Entries linking to bursitis
by 1788 as an English word in physiology, shortened from medieval Latin bursa mucosa "mucus pouch," from Medieval Latin bursa "bag, purse," from Late Latin bursa, variant of byrsa "hide," from Greek byrsa "hide, skin, wine-skin, drum," which is of unknown origin; compare purse (n.). Related: Bursal (1751).
word-forming element in medicine denoting "diseases characterized by inflammation" (of the specified part), Modern Latin, from Greek -itis, feminine of adjectival suffix -ites "pertaining to." Feminine because it was used with an implied nosos "disease," a feminine noun; especially in arthritis (nosos) "(disease) of the joints." Arthritis (16c.) was one of the earliest appearances of the suffix in English and from it the suffix was abstracted in other uses.
<a href="https://www.etymonline.com/word/bursitis">Etymology of bursitis by etymonline</a>
Harper, D. (n.d.). Etymology of bursitis. Online Etymology Dictionary. Retrieved $(datetime), from https://www.etymonline.com/word/bursitis
Harper Douglas, “Etymology of bursitis,” Online Etymology Dictionary, accessed $(datetime), https://www.etymonline.com/word/bursitis.
Harper, Douglas. “Etymology of bursitis.” Online Etymology Dictionary, https://www.etymonline.com/word/bursitis.
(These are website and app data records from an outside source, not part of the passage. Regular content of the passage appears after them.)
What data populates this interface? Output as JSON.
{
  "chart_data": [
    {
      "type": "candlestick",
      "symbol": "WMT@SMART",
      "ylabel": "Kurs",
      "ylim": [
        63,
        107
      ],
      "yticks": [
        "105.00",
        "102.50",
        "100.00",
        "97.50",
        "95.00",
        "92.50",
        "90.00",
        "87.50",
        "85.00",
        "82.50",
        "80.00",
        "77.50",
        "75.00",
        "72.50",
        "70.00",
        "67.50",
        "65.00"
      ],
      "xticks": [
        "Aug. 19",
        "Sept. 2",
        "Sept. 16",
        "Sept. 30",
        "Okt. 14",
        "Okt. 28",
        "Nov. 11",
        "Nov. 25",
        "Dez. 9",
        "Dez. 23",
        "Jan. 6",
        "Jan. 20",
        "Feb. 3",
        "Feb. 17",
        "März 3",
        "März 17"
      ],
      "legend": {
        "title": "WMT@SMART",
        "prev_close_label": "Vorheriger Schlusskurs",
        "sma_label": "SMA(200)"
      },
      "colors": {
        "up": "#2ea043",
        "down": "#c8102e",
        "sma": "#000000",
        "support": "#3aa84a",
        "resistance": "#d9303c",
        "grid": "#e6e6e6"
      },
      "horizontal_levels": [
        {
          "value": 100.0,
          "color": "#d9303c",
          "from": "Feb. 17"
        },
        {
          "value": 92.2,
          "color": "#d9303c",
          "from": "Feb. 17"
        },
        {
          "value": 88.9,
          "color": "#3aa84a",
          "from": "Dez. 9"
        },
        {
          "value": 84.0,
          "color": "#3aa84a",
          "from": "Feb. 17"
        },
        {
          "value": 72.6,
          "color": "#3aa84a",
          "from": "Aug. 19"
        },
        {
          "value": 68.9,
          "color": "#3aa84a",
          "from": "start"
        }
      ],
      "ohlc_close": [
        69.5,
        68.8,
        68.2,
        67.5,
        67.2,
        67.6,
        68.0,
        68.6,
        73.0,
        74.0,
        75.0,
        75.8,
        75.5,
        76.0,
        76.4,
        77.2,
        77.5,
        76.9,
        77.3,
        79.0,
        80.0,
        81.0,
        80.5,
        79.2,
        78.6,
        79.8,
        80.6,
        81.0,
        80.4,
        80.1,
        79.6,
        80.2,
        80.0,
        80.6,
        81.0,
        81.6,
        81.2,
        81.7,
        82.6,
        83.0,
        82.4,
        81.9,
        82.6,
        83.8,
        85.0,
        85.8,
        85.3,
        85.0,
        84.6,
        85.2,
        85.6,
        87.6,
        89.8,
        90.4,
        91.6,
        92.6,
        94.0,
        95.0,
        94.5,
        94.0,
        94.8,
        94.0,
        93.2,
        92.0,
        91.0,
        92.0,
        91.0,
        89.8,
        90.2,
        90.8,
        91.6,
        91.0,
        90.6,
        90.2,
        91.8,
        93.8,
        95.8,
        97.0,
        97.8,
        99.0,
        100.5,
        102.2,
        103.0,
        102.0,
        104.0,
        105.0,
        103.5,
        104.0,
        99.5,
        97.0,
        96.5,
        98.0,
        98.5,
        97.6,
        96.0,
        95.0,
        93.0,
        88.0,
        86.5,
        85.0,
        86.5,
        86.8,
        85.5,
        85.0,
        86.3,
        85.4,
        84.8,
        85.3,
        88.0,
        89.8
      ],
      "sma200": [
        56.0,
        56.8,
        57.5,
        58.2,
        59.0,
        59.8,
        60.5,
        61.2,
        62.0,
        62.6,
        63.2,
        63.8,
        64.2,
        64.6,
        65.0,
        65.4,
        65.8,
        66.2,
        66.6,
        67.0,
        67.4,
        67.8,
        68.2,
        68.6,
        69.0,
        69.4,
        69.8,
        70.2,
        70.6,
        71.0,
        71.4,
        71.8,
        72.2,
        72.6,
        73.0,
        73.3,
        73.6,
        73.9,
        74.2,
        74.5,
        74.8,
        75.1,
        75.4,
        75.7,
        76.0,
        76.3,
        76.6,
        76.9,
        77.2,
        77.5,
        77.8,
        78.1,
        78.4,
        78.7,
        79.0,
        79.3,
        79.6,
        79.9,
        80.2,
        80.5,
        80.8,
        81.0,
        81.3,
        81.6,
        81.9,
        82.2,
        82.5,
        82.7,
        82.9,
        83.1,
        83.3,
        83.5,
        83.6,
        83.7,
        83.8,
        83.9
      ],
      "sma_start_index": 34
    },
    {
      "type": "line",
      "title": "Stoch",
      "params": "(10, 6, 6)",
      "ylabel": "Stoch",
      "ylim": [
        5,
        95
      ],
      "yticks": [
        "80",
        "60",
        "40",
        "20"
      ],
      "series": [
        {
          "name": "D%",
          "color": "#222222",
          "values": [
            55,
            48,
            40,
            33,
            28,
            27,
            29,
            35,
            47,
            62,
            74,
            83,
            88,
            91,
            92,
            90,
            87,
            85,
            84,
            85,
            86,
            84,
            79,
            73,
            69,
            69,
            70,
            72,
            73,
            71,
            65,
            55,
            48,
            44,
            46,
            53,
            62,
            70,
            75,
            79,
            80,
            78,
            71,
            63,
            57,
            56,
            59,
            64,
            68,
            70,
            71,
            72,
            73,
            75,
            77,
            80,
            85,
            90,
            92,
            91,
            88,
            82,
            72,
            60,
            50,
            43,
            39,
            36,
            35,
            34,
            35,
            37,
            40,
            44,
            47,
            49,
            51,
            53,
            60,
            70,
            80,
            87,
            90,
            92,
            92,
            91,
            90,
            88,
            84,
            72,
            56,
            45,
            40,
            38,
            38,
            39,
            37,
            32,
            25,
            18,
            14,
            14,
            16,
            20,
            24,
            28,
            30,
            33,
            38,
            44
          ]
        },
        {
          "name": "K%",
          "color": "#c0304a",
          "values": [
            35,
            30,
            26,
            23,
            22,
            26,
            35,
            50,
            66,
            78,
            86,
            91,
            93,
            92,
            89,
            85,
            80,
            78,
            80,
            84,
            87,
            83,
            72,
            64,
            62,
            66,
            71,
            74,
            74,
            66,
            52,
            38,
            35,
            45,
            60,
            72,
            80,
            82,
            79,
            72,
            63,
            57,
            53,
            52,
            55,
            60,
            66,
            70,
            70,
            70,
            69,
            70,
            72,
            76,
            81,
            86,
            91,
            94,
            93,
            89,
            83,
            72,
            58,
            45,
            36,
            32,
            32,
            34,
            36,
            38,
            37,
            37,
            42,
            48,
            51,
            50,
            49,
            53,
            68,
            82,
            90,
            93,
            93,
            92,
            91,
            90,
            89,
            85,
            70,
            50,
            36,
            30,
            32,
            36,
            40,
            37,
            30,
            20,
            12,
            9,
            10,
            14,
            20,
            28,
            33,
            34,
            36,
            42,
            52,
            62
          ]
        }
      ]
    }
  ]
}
Accessed $(datetimeMla).
D. Harper. “Etymology of bursitis.” Online Etymology Dictionary. https://www.etymonline.com/word/bursitis (accessed $(datetime)).